-- RYAN MILLER, Washington, D.C., area
"Until recently, my husband and I were members of the 'Pittsburgh Diaspora' in the D.C. area -- and it's good to be home. The cost of living is so much lower here; buying a house is a realistic aspiration for us as first-time homebuyers. ... The way we thought of it was: while the 'standard of living' in D.C. may be a little higher, but the quality of life in Pittsburgh exceeds D.C.'s by leaps and bounds -- with or without sunshine!"
-- JULIA ZORZI, Crafton
"Pittsburgh fell apart when the mills left. The steel industry and all of the accompanying 'ripple effect' was the lifeblood. Since 1980, nothing has replaced this lifeblood, and nobody, either in city or county government, has come up with a cohesive, workable plan to replace this lifeblood. ... I love my dear city. My roots are deep. That's why I own property in the Pittsburgh area. That's why I promised my father that our family would keep a presence in Pittsburgh. Pittsburgh is too good a place to allow it to become a Rust Belt 'has-been.'"

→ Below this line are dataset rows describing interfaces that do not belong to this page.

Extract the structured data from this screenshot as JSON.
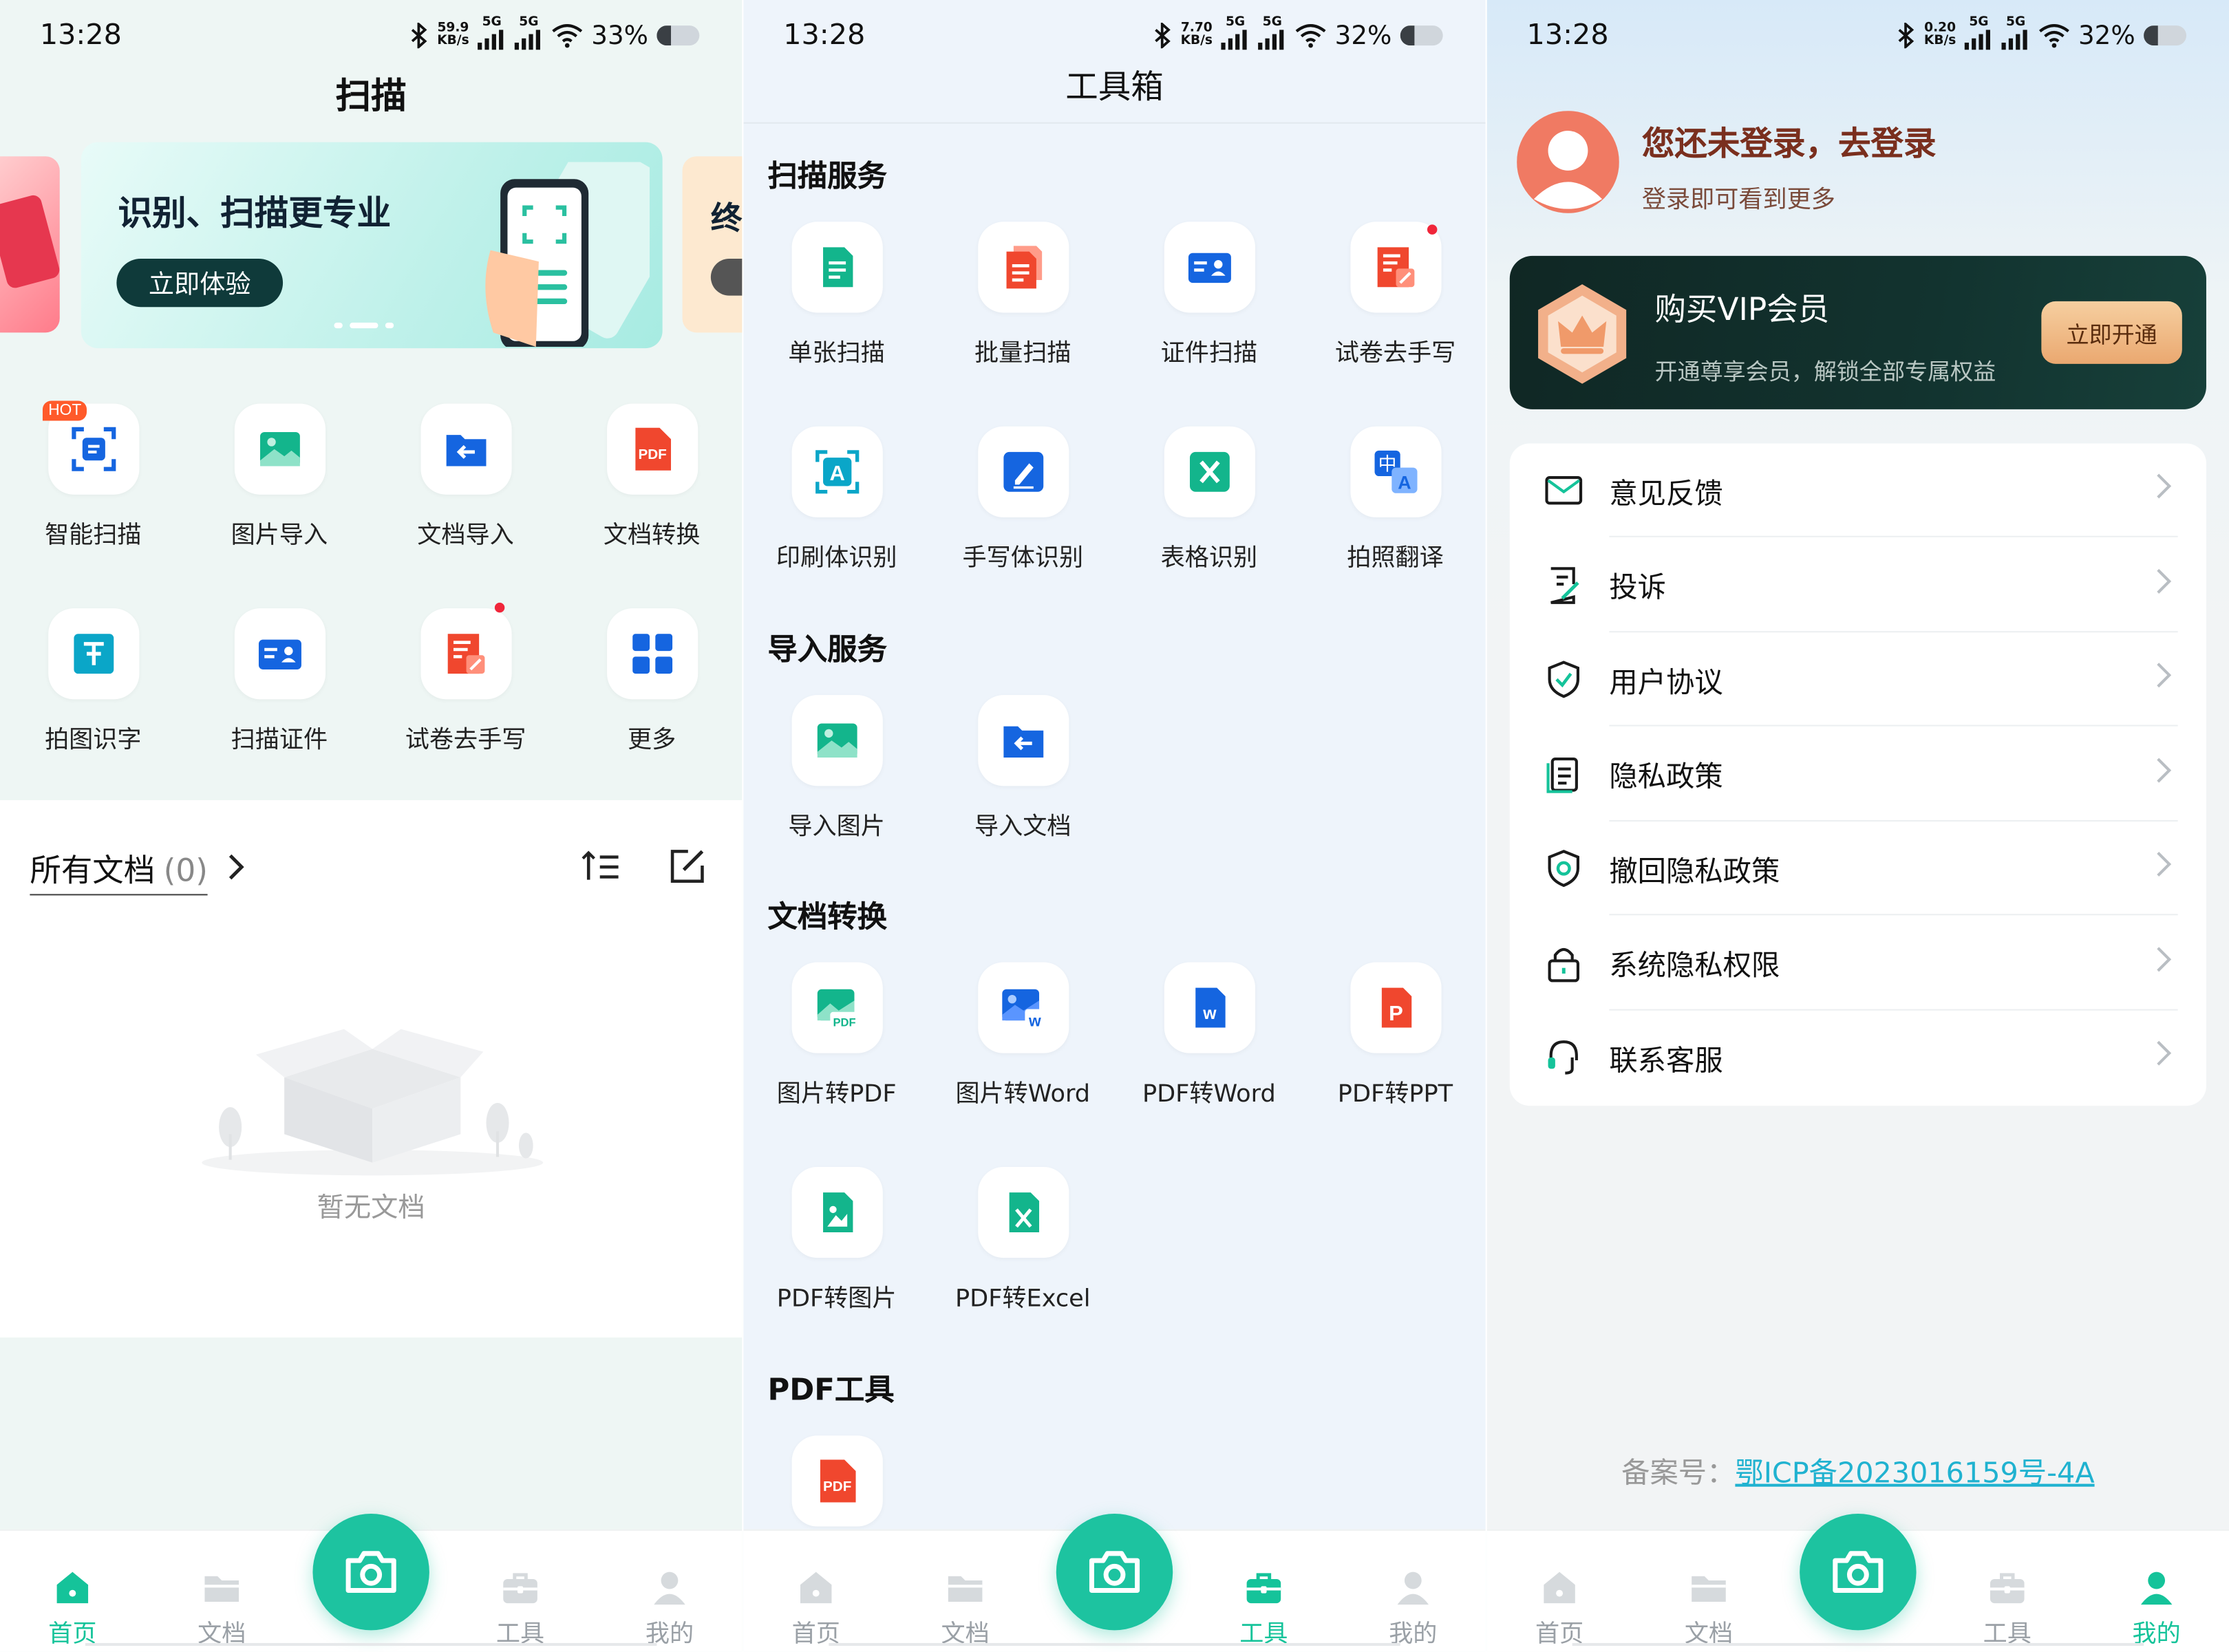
{
  "colors": {
    "accent": "#15c39a",
    "camera": "#1dc3a0",
    "vip_bg": "#0f2e2d",
    "vip_btn": "#f0c08a",
    "link": "#20b2d0"
  },
  "status_bars": [
    {
      "time": "13:28",
      "speed_top": "59.9",
      "speed_unit": "KB/s",
      "net1": "5G",
      "net2": "5G",
      "battery": "33%",
      "battery_level": 0.33
    },
    {
      "time": "13:28",
      "speed_top": "7.70",
      "speed_unit": "KB/s",
      "net1": "5G",
      "net2": "5G",
      "battery": "32%",
      "battery_level": 0.32
    },
    {
      "time": "13:28",
      "speed_top": "0.20",
      "speed_unit": "KB/s",
      "net1": "5G",
      "net2": "5G",
      "battery": "32%",
      "battery_level": 0.32
    }
  ],
  "scan_page": {
    "title": "扫描",
    "banner": {
      "headline": "识别、扫描更专业",
      "button": "立即体验",
      "next_card_char": "终"
    },
    "hot_badge": "HOT",
    "grid": [
      {
        "label": "智能扫描",
        "icon": "smart-scan-icon"
      },
      {
        "label": "图片导入",
        "icon": "image-import-icon"
      },
      {
        "label": "文档导入",
        "icon": "document-import-icon"
      },
      {
        "label": "文档转换",
        "icon": "pdf-convert-icon"
      },
      {
        "label": "拍图识字",
        "icon": "text-recognition-icon"
      },
      {
        "label": "扫描证件",
        "icon": "id-card-icon"
      },
      {
        "label": "试卷去手写",
        "icon": "exam-erase-icon"
      },
      {
        "label": "更多",
        "icon": "more-grid-icon"
      }
    ],
    "docs": {
      "title": "所有文档",
      "count": "(0)",
      "empty_text": "暂无文档"
    }
  },
  "toolbox_page": {
    "title": "工具箱",
    "sections": [
      {
        "title": "扫描服务",
        "items": [
          "单张扫描",
          "批量扫描",
          "证件扫描",
          "试卷去手写",
          "印刷体识别",
          "手写体识别",
          "表格识别",
          "拍照翻译"
        ]
      },
      {
        "title": "导入服务",
        "items": [
          "导入图片",
          "导入文档"
        ]
      },
      {
        "title": "文档转换",
        "items": [
          "图片转PDF",
          "图片转Word",
          "PDF转Word",
          "PDF转PPT",
          "PDF转图片",
          "PDF转Excel"
        ]
      },
      {
        "title": "PDF工具",
        "items": []
      }
    ]
  },
  "profile_page": {
    "login_title": "您还未登录，去登录",
    "login_sub": "登录即可看到更多",
    "vip": {
      "title": "购买VIP会员",
      "subtitle": "开通尊享会员，解锁全部专属权益",
      "button": "立即开通"
    },
    "menu": [
      {
        "label": "意见反馈",
        "icon": "mail-icon"
      },
      {
        "label": "投诉",
        "icon": "complaint-icon"
      },
      {
        "label": "用户协议",
        "icon": "shield-check-icon"
      },
      {
        "label": "隐私政策",
        "icon": "document-list-icon"
      },
      {
        "label": "撤回隐私政策",
        "icon": "shield-withdraw-icon"
      },
      {
        "label": "系统隐私权限",
        "icon": "lock-icon"
      },
      {
        "label": "联系客服",
        "icon": "headset-icon"
      }
    ],
    "icp_label": "备案号：",
    "icp_number": "鄂ICP备2023016159号-4A"
  },
  "tabbar": {
    "tabs": [
      "首页",
      "文档",
      "工具",
      "我的"
    ],
    "active": [
      0,
      2,
      3
    ]
  }
}
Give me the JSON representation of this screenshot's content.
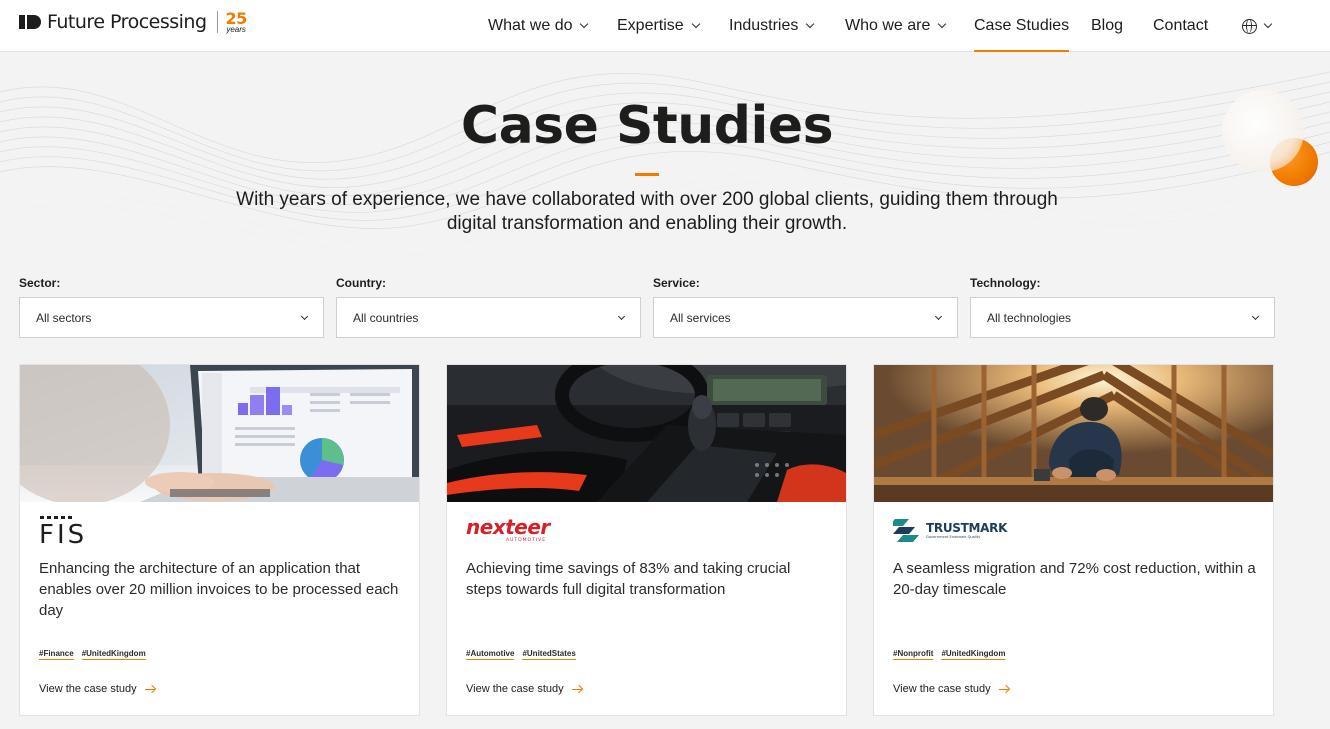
{
  "brand": {
    "name": "Future Processing",
    "years_number": "25",
    "years_label": "years"
  },
  "nav": {
    "items": [
      {
        "label": "What we do",
        "dropdown": true
      },
      {
        "label": "Expertise",
        "dropdown": true
      },
      {
        "label": "Industries",
        "dropdown": true
      },
      {
        "label": "Who we are",
        "dropdown": true
      },
      {
        "label": "Case Studies",
        "dropdown": false,
        "active": true
      },
      {
        "label": "Blog",
        "dropdown": false
      },
      {
        "label": "Contact",
        "dropdown": false
      }
    ],
    "language_icon": "globe-icon"
  },
  "hero": {
    "title": "Case Studies",
    "subtitle_line1": "With years of experience, we have collaborated with over 200 global clients, guiding them through",
    "subtitle_line2": "digital transformation and enabling their growth."
  },
  "filters": [
    {
      "label": "Sector:",
      "value": "All sectors"
    },
    {
      "label": "Country:",
      "value": "All countries"
    },
    {
      "label": "Service:",
      "value": "All services"
    },
    {
      "label": "Technology:",
      "value": "All technologies"
    }
  ],
  "cards": [
    {
      "logo": "FIS",
      "title": "Enhancing the architecture of an application that enables over 20 million invoices to be processed each day",
      "tags": [
        "#Finance",
        "#UnitedKingdom"
      ],
      "link": "View the case study"
    },
    {
      "logo": "nexteer",
      "logo_sub": "AUTOMOTIVE",
      "title": "Achieving time savings of 83% and taking crucial steps towards full digital transformation",
      "tags": [
        "#Automotive",
        "#UnitedStates"
      ],
      "link": "View the case study"
    },
    {
      "logo": "TRUSTMARK",
      "logo_sub": "Government Endorsed Quality",
      "title": "A seamless migration and 72% cost reduction, within a 20-day timescale",
      "tags": [
        "#Nonprofit",
        "#UnitedKingdom"
      ],
      "link": "View the case study"
    }
  ],
  "colors": {
    "accent": "#f07d00",
    "text": "#1d1d1b",
    "background": "#f3f3f4",
    "nexteer_red": "#d62027",
    "trustmark_teal": "#1d8a8a",
    "trustmark_navy": "#1c3d5a"
  }
}
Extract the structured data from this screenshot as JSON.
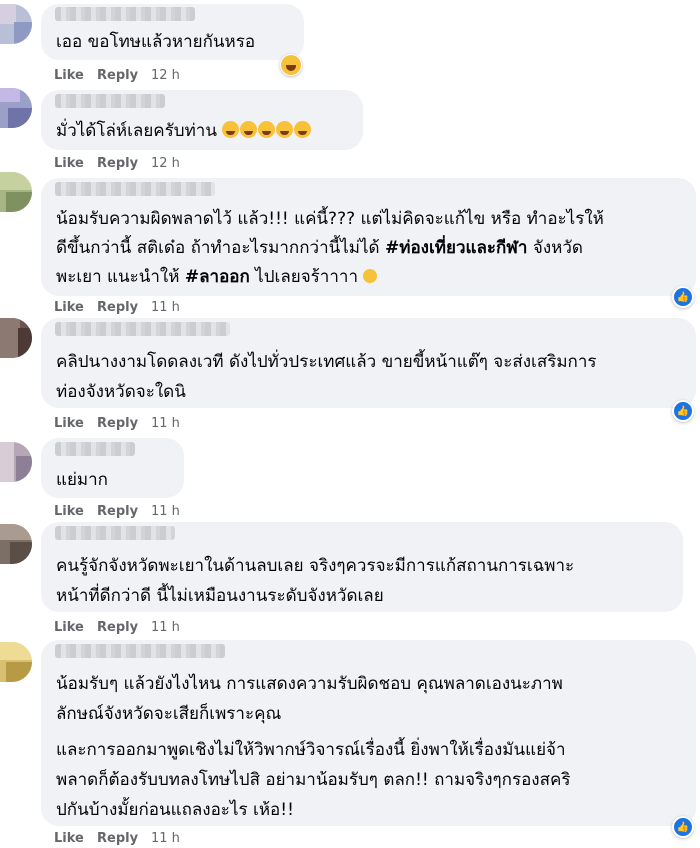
{
  "actions": {
    "like": "Like",
    "reply": "Reply"
  },
  "colors": {
    "bubble": "#f0f2f5",
    "action": "#65676b",
    "like_blue": "#1b74e4"
  },
  "comments": [
    {
      "lines": [
        "เออ ขอโทษแล้วหายกันหรอ"
      ],
      "time": "12 h",
      "reaction": "haha-icon"
    },
    {
      "lines": [
        "มั่วได้โล่ห์เลยครับท่าน"
      ],
      "emoji": "rofl-emoji x5",
      "time": "12 h"
    },
    {
      "lines": [
        "น้อมรับความผิดพลาดไว้ แล้ว!!! แค่นี้??? แต่ไม่คิดจะแก้ไข หรือ ทำอะไรให้",
        "ดีขึ้นกว่านี้ สติเด๋อ ถ้าทำอะไรมากกว่านี้ไม่ได้ ",
        "พะเยา แนะนำให้ "
      ],
      "tags": {
        "tag1": "#ท่องเที่ยวและกีฬา",
        "after1": " จังหวัด",
        "tag2": "#ลาออก",
        "after2": " ไปเลยจร้าาาา"
      },
      "time": "11 h",
      "reaction": "like-icon"
    },
    {
      "lines": [
        "คลิปนางงามโดดลงเวที ดังไปทั่วประเทศแล้ว ขายขี้หน้าแต๊ๆ จะส่งเสริมการ",
        "ท่องจังหวัดจะใดนิ"
      ],
      "time": "11 h",
      "reaction": "like-icon"
    },
    {
      "lines": [
        "แย่มาก"
      ],
      "time": "11 h"
    },
    {
      "lines": [
        "คนรู้จักจังหวัดพะเยาในด้านลบเลย จริงๆควรจะมีการแก้สถานการเฉพาะ",
        "หน้าที่ดีกว่าดี นี้ไม่เหมือนงานระดับจังหวัดเลย"
      ],
      "time": "11 h"
    },
    {
      "lines": [
        "น้อมรับๆ แล้วยังไงไหน การแสดงความรับผิดชอบ คุณพลาดเองนะภาพ",
        "ลักษณ์จังหวัดจะเสียก็เพราะคุณ",
        "และการออกมาพูดเชิงไม่ให้วิพากษ์วิจารณ์เรื่องนี้ ยิ่งพาให้เรื่องมันแย่จ้า",
        "พลาดก็ต้องรับบทลงโทษไปสิ อย่ามาน้อมรับๆ ตลก!! ถามจริงๆกรองสคริ",
        "ปกันบ้างมั้ยก่อนแถลงอะไร เห้อ!!"
      ],
      "time": "11 h",
      "reaction": "like-icon"
    }
  ]
}
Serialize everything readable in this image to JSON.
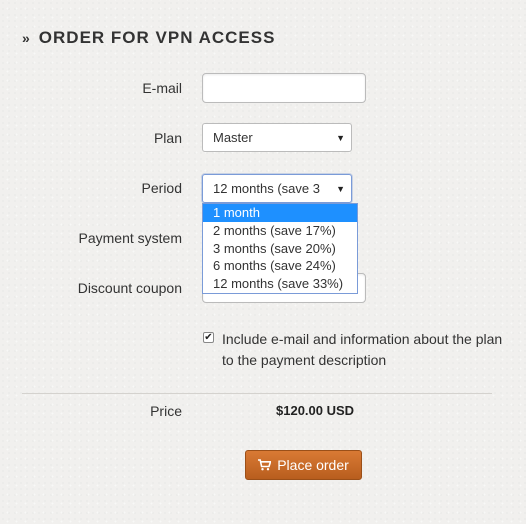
{
  "heading": "ORDER FOR VPN ACCESS",
  "fields": {
    "email": {
      "label": "E-mail",
      "value": ""
    },
    "plan": {
      "label": "Plan",
      "value": "Master"
    },
    "period": {
      "label": "Period",
      "value": "12 months (save 3"
    },
    "payment": {
      "label": "Payment system"
    },
    "coupon": {
      "label": "Discount coupon",
      "value": ""
    }
  },
  "period_options": [
    "1 month",
    "2 months (save 17%)",
    "3 months (save 20%)",
    "6 months (save 24%)",
    "12 months (save 33%)"
  ],
  "highlighted_option": "1 month",
  "checkbox": {
    "checked": true,
    "label": "Include e-mail and information about the plan to the payment description"
  },
  "price": {
    "label": "Price",
    "value": "$120.00 USD"
  },
  "button": {
    "label": "Place order"
  },
  "colors": {
    "button": "#c96a27",
    "highlight": "#1e90ff"
  }
}
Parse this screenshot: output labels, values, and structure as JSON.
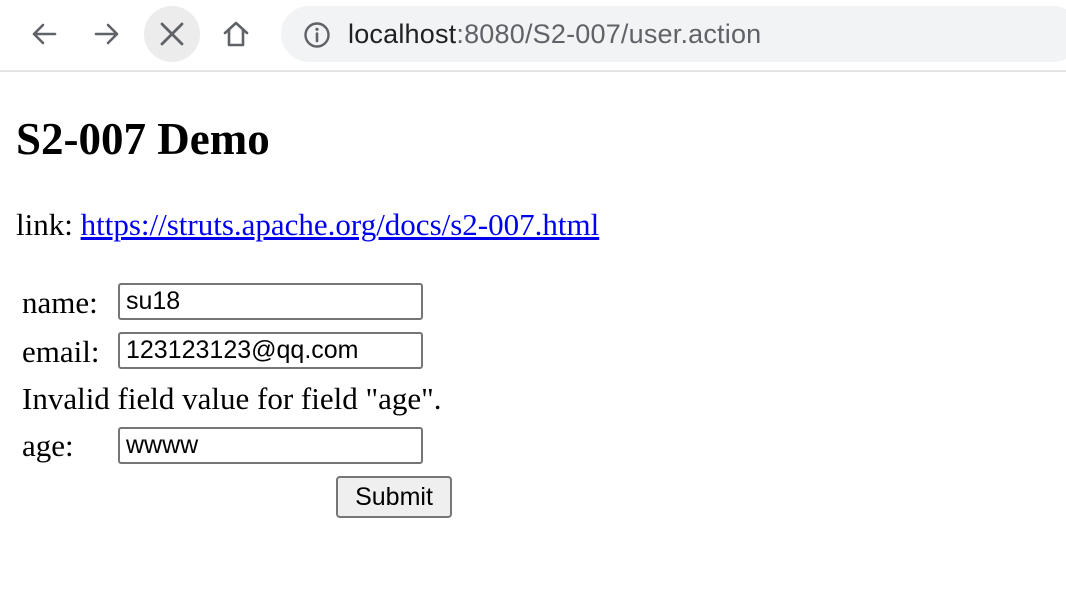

-- MARY ELIZABETH FORBES, Charlottesville, Va.
First Published January 14, 2009 12:00 am